**Task to carry out**
Leaving out the images, return the data below exactly as it is written.
____
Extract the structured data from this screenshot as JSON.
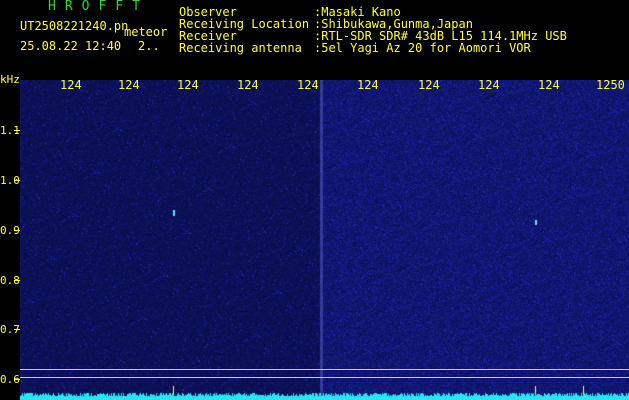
{
  "header": {
    "logo": "HROFFT",
    "filename": "UT2508221240.pn",
    "meteor_label": "meteor",
    "datetime": "25.08.22 12:40",
    "count": "2..",
    "info_labels": [
      "Observer",
      "Receiving Location",
      "Receiver",
      "Receiving antenna"
    ],
    "info_values": [
      ":Masaki Kano",
      ":Shibukawa,Gunma,Japan",
      ":RTL-SDR SDR# 43dB L15 114.1MHz USB",
      ":5el Yagi Az 20 for Aomori VOR"
    ]
  },
  "axis": {
    "y_unit": "kHz",
    "y_ticks": [
      "1.1",
      "1.0",
      "0.9",
      "0.8",
      "0.7",
      "0.6"
    ],
    "x_ticks": [
      "124",
      "124",
      "124",
      "124",
      "124",
      "124",
      "124",
      "124",
      "124",
      "1250"
    ]
  },
  "colors": {
    "background": "#000000",
    "label_green": "#2bd82b",
    "label_yellow": "#ffff3a",
    "spectrum_base": "#060c3a",
    "noise_floor": "#27e6f0"
  }
}
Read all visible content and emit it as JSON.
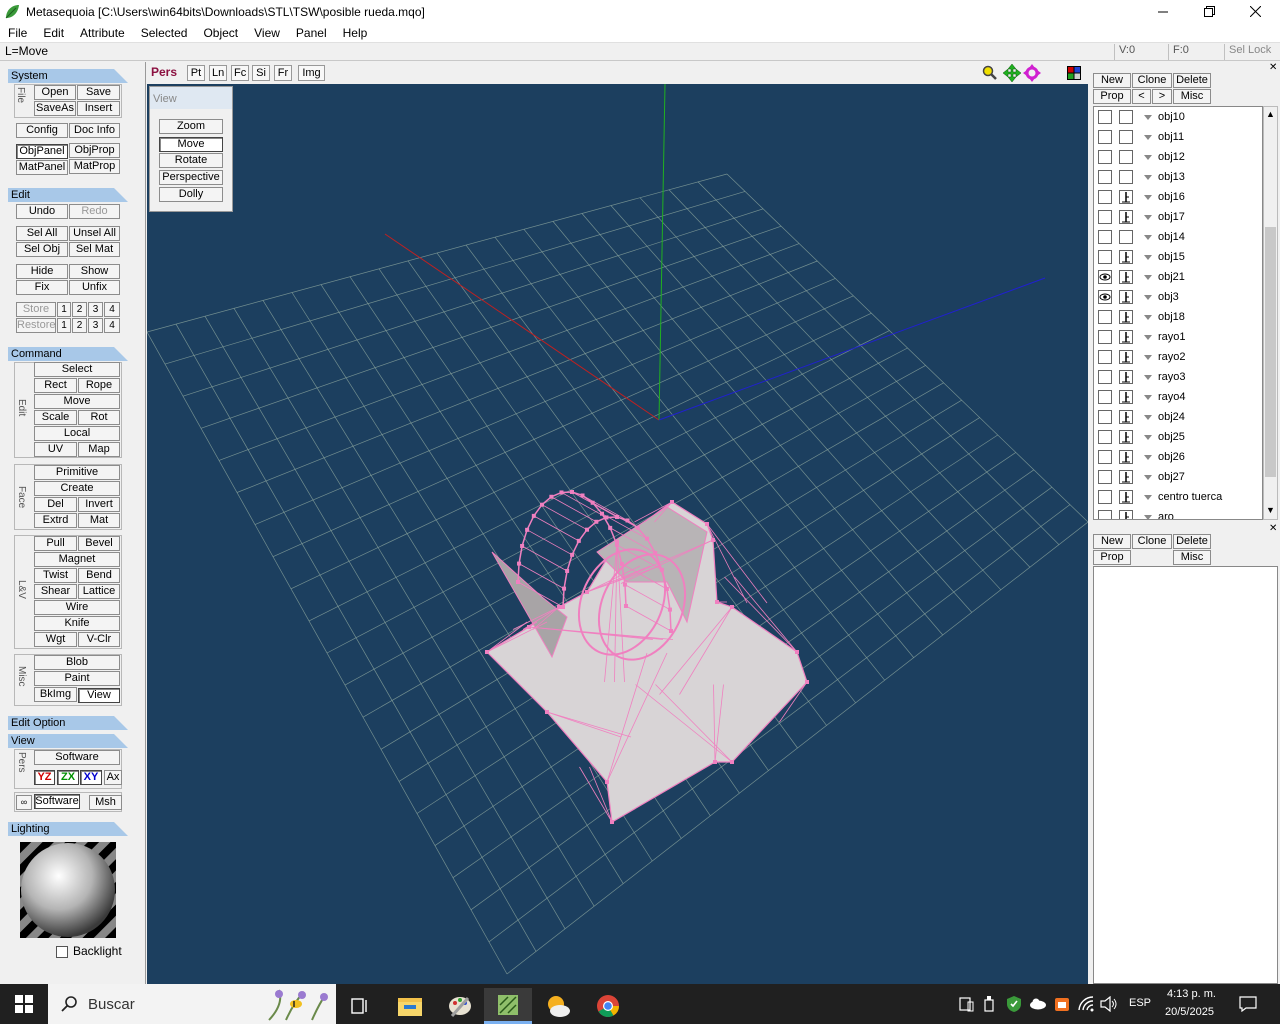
{
  "window": {
    "title": "Metasequoia [C:\\Users\\win64bits\\Downloads\\STL\\TSW\\posible rueda.mqo]",
    "controls": [
      "minimize",
      "maximize",
      "close"
    ]
  },
  "menubar": [
    "File",
    "Edit",
    "Attribute",
    "Selected",
    "Object",
    "View",
    "Panel",
    "Help"
  ],
  "status": {
    "mode": "L=Move",
    "vertex": "V:0",
    "face": "F:0",
    "sel_lock": "Sel Lock"
  },
  "left_panel": {
    "system": {
      "title": "System",
      "file_label": "File",
      "buttons": [
        "Open",
        "Save",
        "SaveAs",
        "Insert",
        "Config",
        "Doc Info",
        "ObjPanel",
        "ObjProp",
        "MatPanel",
        "MatProp"
      ]
    },
    "edit": {
      "title": "Edit",
      "buttons": [
        "Undo",
        "Redo",
        "Sel All",
        "Unsel All",
        "Sel Obj",
        "Sel Mat",
        "Hide",
        "Show",
        "Fix",
        "Unfix"
      ],
      "store_label": "Store",
      "restore_label": "Restore",
      "slots": [
        "1",
        "2",
        "3",
        "4"
      ]
    },
    "command": {
      "title": "Command",
      "edit_label": "Edit",
      "edit_buttons": [
        "Select",
        "Rect",
        "Rope",
        "Move",
        "Scale",
        "Rot",
        "Local",
        "UV",
        "Map"
      ],
      "face_label": "Face",
      "face_buttons": [
        "Primitive",
        "Create",
        "Del",
        "Invert",
        "Extrd",
        "Mat"
      ],
      "lv_label": "L&V",
      "lv_buttons": [
        "Pull",
        "Bevel",
        "Magnet",
        "Twist",
        "Bend",
        "Shear",
        "Lattice",
        "Wire",
        "Knife",
        "Wgt",
        "V-Clr"
      ],
      "misc_label": "Misc",
      "misc_buttons": [
        "Blob",
        "Paint",
        "BkImg",
        "View"
      ]
    },
    "edit_option": {
      "title": "Edit Option"
    },
    "view": {
      "title": "View",
      "pers_label": "Pers",
      "software1": "Software",
      "axes": [
        "YZ",
        "ZX",
        "XY",
        "Ax"
      ],
      "software2": "Software",
      "msh": "Msh",
      "axis_colors": {
        "YZ": "#d00000",
        "ZX": "#009000",
        "XY": "#0000d0"
      }
    },
    "lighting": {
      "title": "Lighting",
      "backlight": "Backlight"
    }
  },
  "viewport": {
    "tabs": [
      "Pers",
      "Pt",
      "Ln",
      "Fc",
      "Si",
      "Fr",
      "Img"
    ],
    "view_panel": {
      "title": "View",
      "buttons": [
        "Zoom",
        "Move",
        "Rotate",
        "Perspective",
        "Dolly"
      ],
      "active": "Move"
    },
    "background": "#1c3f5f",
    "grid_color": "#8fa9a0",
    "mesh_color": "#f080c0"
  },
  "right_panel": {
    "obj_buttons": [
      "New",
      "Clone",
      "Delete",
      "Prop",
      "<",
      ">",
      "Misc"
    ],
    "objects": [
      {
        "name": "obj10",
        "visible": false,
        "locked": false
      },
      {
        "name": "obj11",
        "visible": false,
        "locked": false
      },
      {
        "name": "obj12",
        "visible": false,
        "locked": false
      },
      {
        "name": "obj13",
        "visible": false,
        "locked": false
      },
      {
        "name": "obj16",
        "visible": false,
        "locked": true
      },
      {
        "name": "obj17",
        "visible": false,
        "locked": true
      },
      {
        "name": "obj14",
        "visible": false,
        "locked": false
      },
      {
        "name": "obj15",
        "visible": false,
        "locked": true
      },
      {
        "name": "obj21",
        "visible": true,
        "locked": true
      },
      {
        "name": "obj3",
        "visible": true,
        "locked": true
      },
      {
        "name": "obj18",
        "visible": false,
        "locked": true
      },
      {
        "name": "rayo1",
        "visible": false,
        "locked": true
      },
      {
        "name": "rayo2",
        "visible": false,
        "locked": true
      },
      {
        "name": "rayo3",
        "visible": false,
        "locked": true
      },
      {
        "name": "rayo4",
        "visible": false,
        "locked": true
      },
      {
        "name": "obj24",
        "visible": false,
        "locked": true
      },
      {
        "name": "obj25",
        "visible": false,
        "locked": true
      },
      {
        "name": "obj26",
        "visible": false,
        "locked": true
      },
      {
        "name": "obj27",
        "visible": false,
        "locked": true
      },
      {
        "name": "centro tuerca",
        "visible": false,
        "locked": true
      },
      {
        "name": "aro",
        "visible": false,
        "locked": true
      }
    ],
    "mat_buttons": [
      "New",
      "Clone",
      "Delete",
      "Prop",
      "Misc"
    ]
  },
  "taskbar": {
    "search_placeholder": "Buscar",
    "language": "ESP",
    "time": "4:13 p. m.",
    "date": "20/5/2025"
  }
}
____
**Finished exercise**
Extract the structured data from this screenshot as JSON.
{
  "header": {
    "logo": "HROFFT",
    "filename": "UT2508221240.pn",
    "meteor_label": "meteor",
    "datetime": "25.08.22 12:40",
    "count": "2..",
    "info_labels": [
      "Observer",
      "Receiving Location",
      "Receiver",
      "Receiving antenna"
    ],
    "info_values": [
      ":Masaki Kano",
      ":Shibukawa,Gunma,Japan",
      ":RTL-SDR SDR# 43dB L15 114.1MHz USB",
      ":5el Yagi Az 20 for Aomori VOR"
    ]
  },
  "axis": {
    "y_unit": "kHz",
    "y_ticks": [
      "1.1",
      "1.0",
      "0.9",
      "0.8",
      "0.7",
      "0.6"
    ],
    "x_ticks": [
      "124",
      "124",
      "124",
      "124",
      "124",
      "124",
      "124",
      "124",
      "124",
      "1250"
    ]
  },
  "colors": {
    "background": "#000000",
    "label_green": "#2bd82b",
    "label_yellow": "#ffff3a",
    "spectrum_base": "#060c3a",
    "noise_floor": "#27e6f0"
  }
}
Read all visible content and emit it as JSON.
{
  "window": {
    "title": "Metasequoia [C:\\Users\\win64bits\\Downloads\\STL\\TSW\\posible rueda.mqo]",
    "controls": [
      "minimize",
      "maximize",
      "close"
    ]
  },
  "menubar": [
    "File",
    "Edit",
    "Attribute",
    "Selected",
    "Object",
    "View",
    "Panel",
    "Help"
  ],
  "status": {
    "mode": "L=Move",
    "vertex": "V:0",
    "face": "F:0",
    "sel_lock": "Sel Lock"
  },
  "left_panel": {
    "system": {
      "title": "System",
      "file_label": "File",
      "buttons": [
        "Open",
        "Save",
        "SaveAs",
        "Insert",
        "Config",
        "Doc Info",
        "ObjPanel",
        "ObjProp",
        "MatPanel",
        "MatProp"
      ]
    },
    "edit": {
      "title": "Edit",
      "buttons": [
        "Undo",
        "Redo",
        "Sel All",
        "Unsel All",
        "Sel Obj",
        "Sel Mat",
        "Hide",
        "Show",
        "Fix",
        "Unfix"
      ],
      "store_label": "Store",
      "restore_label": "Restore",
      "slots": [
        "1",
        "2",
        "3",
        "4"
      ]
    },
    "command": {
      "title": "Command",
      "edit_label": "Edit",
      "edit_buttons": [
        "Select",
        "Rect",
        "Rope",
        "Move",
        "Scale",
        "Rot",
        "Local",
        "UV",
        "Map"
      ],
      "face_label": "Face",
      "face_buttons": [
        "Primitive",
        "Create",
        "Del",
        "Invert",
        "Extrd",
        "Mat"
      ],
      "lv_label": "L&V",
      "lv_buttons": [
        "Pull",
        "Bevel",
        "Magnet",
        "Twist",
        "Bend",
        "Shear",
        "Lattice",
        "Wire",
        "Knife",
        "Wgt",
        "V-Clr"
      ],
      "misc_label": "Misc",
      "misc_buttons": [
        "Blob",
        "Paint",
        "BkImg",
        "View"
      ]
    },
    "edit_option": {
      "title": "Edit Option"
    },
    "view": {
      "title": "View",
      "pers_label": "Pers",
      "software1": "Software",
      "axes": [
        "YZ",
        "ZX",
        "XY",
        "Ax"
      ],
      "software2": "Software",
      "msh": "Msh",
      "axis_colors": {
        "YZ": "#d00000",
        "ZX": "#009000",
        "XY": "#0000d0"
      }
    },
    "lighting": {
      "title": "Lighting",
      "backlight": "Backlight"
    }
  },
  "viewport": {
    "tabs": [
      "Pers",
      "Pt",
      "Ln",
      "Fc",
      "Si",
      "Fr",
      "Img"
    ],
    "view_panel": {
      "title": "View",
      "buttons": [
        "Zoom",
        "Move",
        "Rotate",
        "Perspective",
        "Dolly"
      ],
      "active": "Move"
    },
    "background": "#1c3f5f",
    "grid_color": "#8fa9a0",
    "mesh_color": "#f080c0"
  },
  "right_panel": {
    "obj_buttons": [
      "New",
      "Clone",
      "Delete",
      "Prop",
      "<",
      ">",
      "Misc"
    ],
    "objects": [
      {
        "name": "obj10",
        "visible": false,
        "locked": false
      },
      {
        "name": "obj11",
        "visible": false,
        "locked": false
      },
      {
        "name": "obj12",
        "visible": false,
        "locked": false
      },
      {
        "name": "obj13",
        "visible": false,
        "locked": false
      },
      {
        "name": "obj16",
        "visible": false,
        "locked": true
      },
      {
        "name": "obj17",
        "visible": false,
        "locked": true
      },
      {
        "name": "obj14",
        "visible": false,
        "locked": false
      },
      {
        "name": "obj15",
        "visible": false,
        "locked": true
      },
      {
        "name": "obj21",
        "visible": true,
        "locked": true
      },
      {
        "name": "obj3",
        "visible": true,
        "locked": true
      },
      {
        "name": "obj18",
        "visible": false,
        "locked": true
      },
      {
        "name": "rayo1",
        "visible": false,
        "locked": true
      },
      {
        "name": "rayo2",
        "visible": false,
        "locked": true
      },
      {
        "name": "rayo3",
        "visible": false,
        "locked": true
      },
      {
        "name": "rayo4",
        "visible": false,
        "locked": true
      },
      {
        "name": "obj24",
        "visible": false,
        "locked": true
      },
      {
        "name": "obj25",
        "visible": false,
        "locked": true
      },
      {
        "name": "obj26",
        "visible": false,
        "locked": true
      },
      {
        "name": "obj27",
        "visible": false,
        "locked": true
      },
      {
        "name": "centro tuerca",
        "visible": false,
        "locked": true
      },
      {
        "name": "aro",
        "visible": false,
        "locked": true
      }
    ],
    "mat_buttons": [
      "New",
      "Clone",
      "Delete",
      "Prop",
      "Misc"
    ]
  },
  "taskbar": {
    "search_placeholder": "Buscar",
    "language": "ESP",
    "time": "4:13 p. m.",
    "date": "20/5/2025"
  }
}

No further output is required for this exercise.